Differences among individuals within species are of major importance for evolution, but we know little about the role such intraspecific variability can play for the dynamics of connected populations facing environmental changes. Research in the past decades has especially highlighted the great variability in phenotypic and behavioral traits related to dispersal, the movements of individuals between populations. Using an experimental approach with connected microcosms of a ciliate, Staffan Jacob and colleagues at the Theoretical and Experimental Ecology Station, in the south of France, quantified the importance of this intraspecific variability in dispersal for the dynamics of connected populations. They demonstrated that differences among individuals are at least as important for metapopulation dynamics as the spatial and temporal variability of resources. An important part of this effect moreover results from variability of dispersal strategies. This study demonstrates that intraspecific variability in dispersal syndromes can be key in the functioning of metapopulations facing environmental changes.


Abstract

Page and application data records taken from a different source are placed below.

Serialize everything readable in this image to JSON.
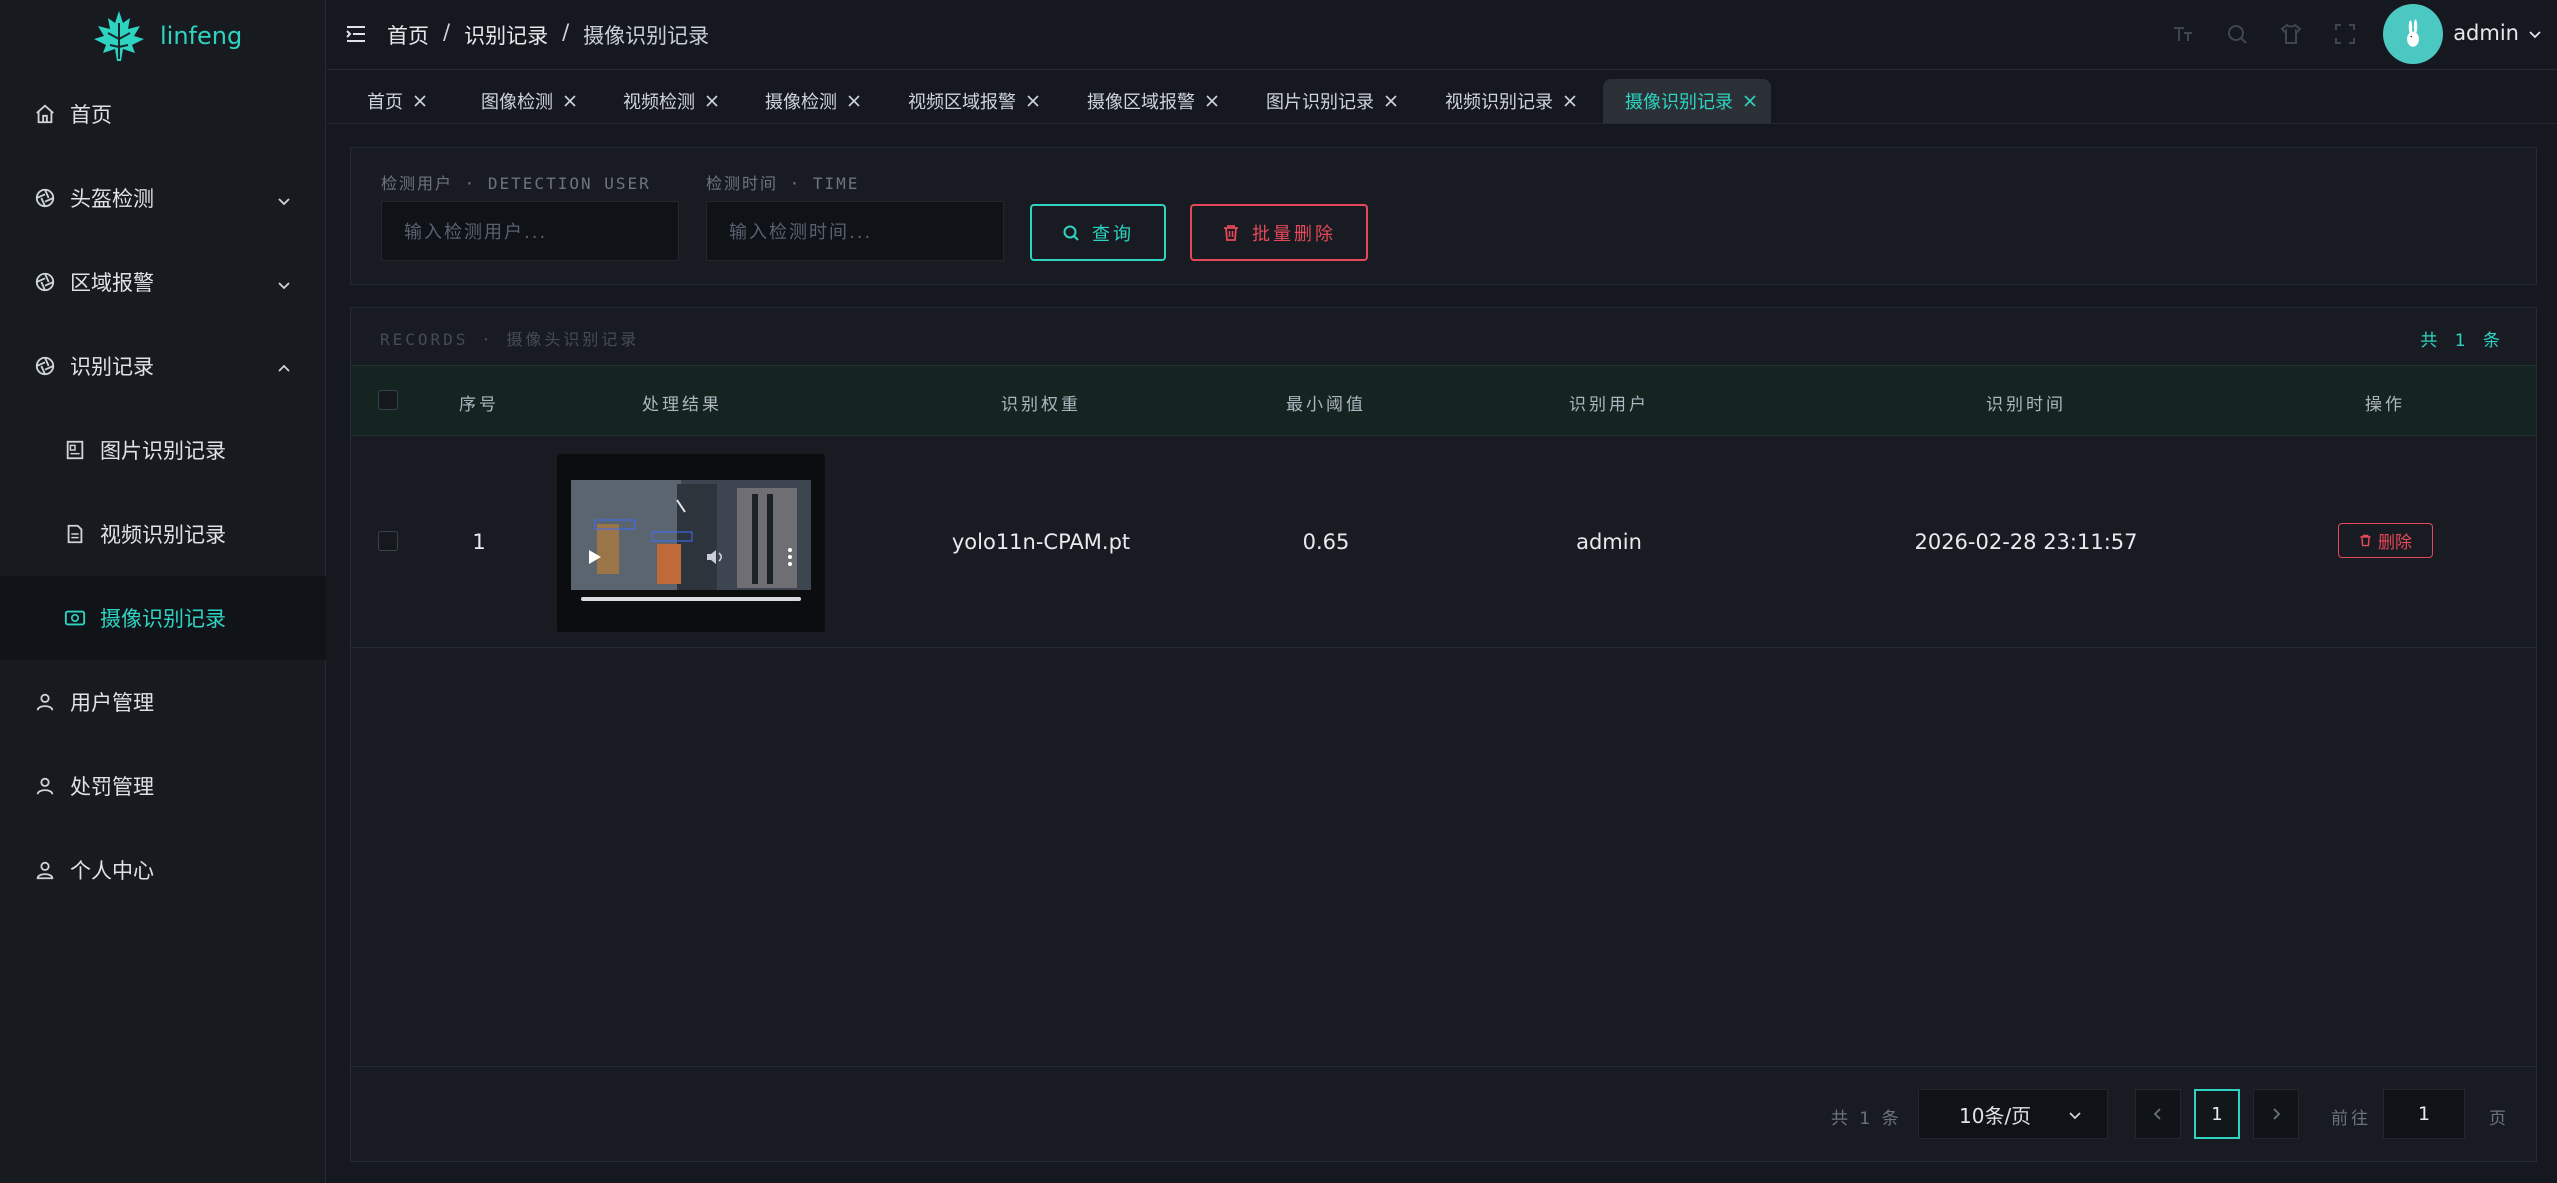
{
  "app": {
    "name": "linfeng"
  },
  "sidebar": {
    "items": [
      {
        "label": "首页"
      },
      {
        "label": "头盔检测"
      },
      {
        "label": "区域报警"
      },
      {
        "label": "识别记录"
      },
      {
        "label": "图片识别记录"
      },
      {
        "label": "视频识别记录"
      },
      {
        "label": "摄像识别记录"
      },
      {
        "label": "用户管理"
      },
      {
        "label": "处罚管理"
      },
      {
        "label": "个人中心"
      }
    ],
    "active": "摄像识别记录"
  },
  "header": {
    "breadcrumb": [
      "首页",
      "识别记录",
      "摄像识别记录"
    ],
    "separator": "/",
    "user": "admin"
  },
  "tabs": [
    {
      "label": "首页"
    },
    {
      "label": "图像检测"
    },
    {
      "label": "视频检测"
    },
    {
      "label": "摄像检测"
    },
    {
      "label": "视频区域报警"
    },
    {
      "label": "摄像区域报警"
    },
    {
      "label": "图片识别记录"
    },
    {
      "label": "视频识别记录"
    },
    {
      "label": "摄像识别记录"
    }
  ],
  "filter": {
    "user_label": "检测用户 · DETECTION USER",
    "time_label": "检测时间 · TIME",
    "user_placeholder": "输入检测用户...",
    "time_placeholder": "输入检测时间...",
    "query_label": "查询",
    "batch_delete_label": "批量删除"
  },
  "records": {
    "title": "RECORDS · 摄像头识别记录",
    "count_label": "共 1 条",
    "columns": [
      "序号",
      "处理结果",
      "识别权重",
      "最小阈值",
      "识别用户",
      "识别时间",
      "操作"
    ],
    "rows": [
      {
        "index": "1",
        "weight": "yolo11n-CPAM.pt",
        "threshold": "0.65",
        "user": "admin",
        "time": "2026-02-28 23:11:57",
        "action": "删除"
      }
    ]
  },
  "pagination": {
    "total": "共 1 条",
    "page_size": "10条/页",
    "current": "1",
    "goto_label": "前往",
    "goto_value": "1",
    "page_suffix": "页"
  },
  "colors": {
    "accent": "#2fd3c2",
    "danger": "#e5485a",
    "background": "#15191f"
  }
}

Evolutionary ecology studies have increasingly focused on the impact of intraspecific variability on population processes. However, the role such variation plays in the dynamics of spatially structured populations and how it interacts with environmental changes remains unclear. Here we experimentally quantify the relative importance of intraspecific variability in dispersal-related traits and spatiotemporal variability of environmental conditions for the dynamics of two-patch metapopulations using clonal genotypes of a ciliate in connected microcosms. We demonstrate that, in our simple two-patch microcosms, differences among genotypes are at least as important as spatiotemporal variability of resources for metapopulation dynamics. Furthermore, we show that an important proportion of this effect results from variability of dispersal syndromes. These syndromes can therefore be as important for metapopulation dynamics as spatiotemporal variability of environmental conditions. This study demonstrates that intraspecific variability in dispersal syndromes can be key in the functioning of metapopulations facing environmental changes.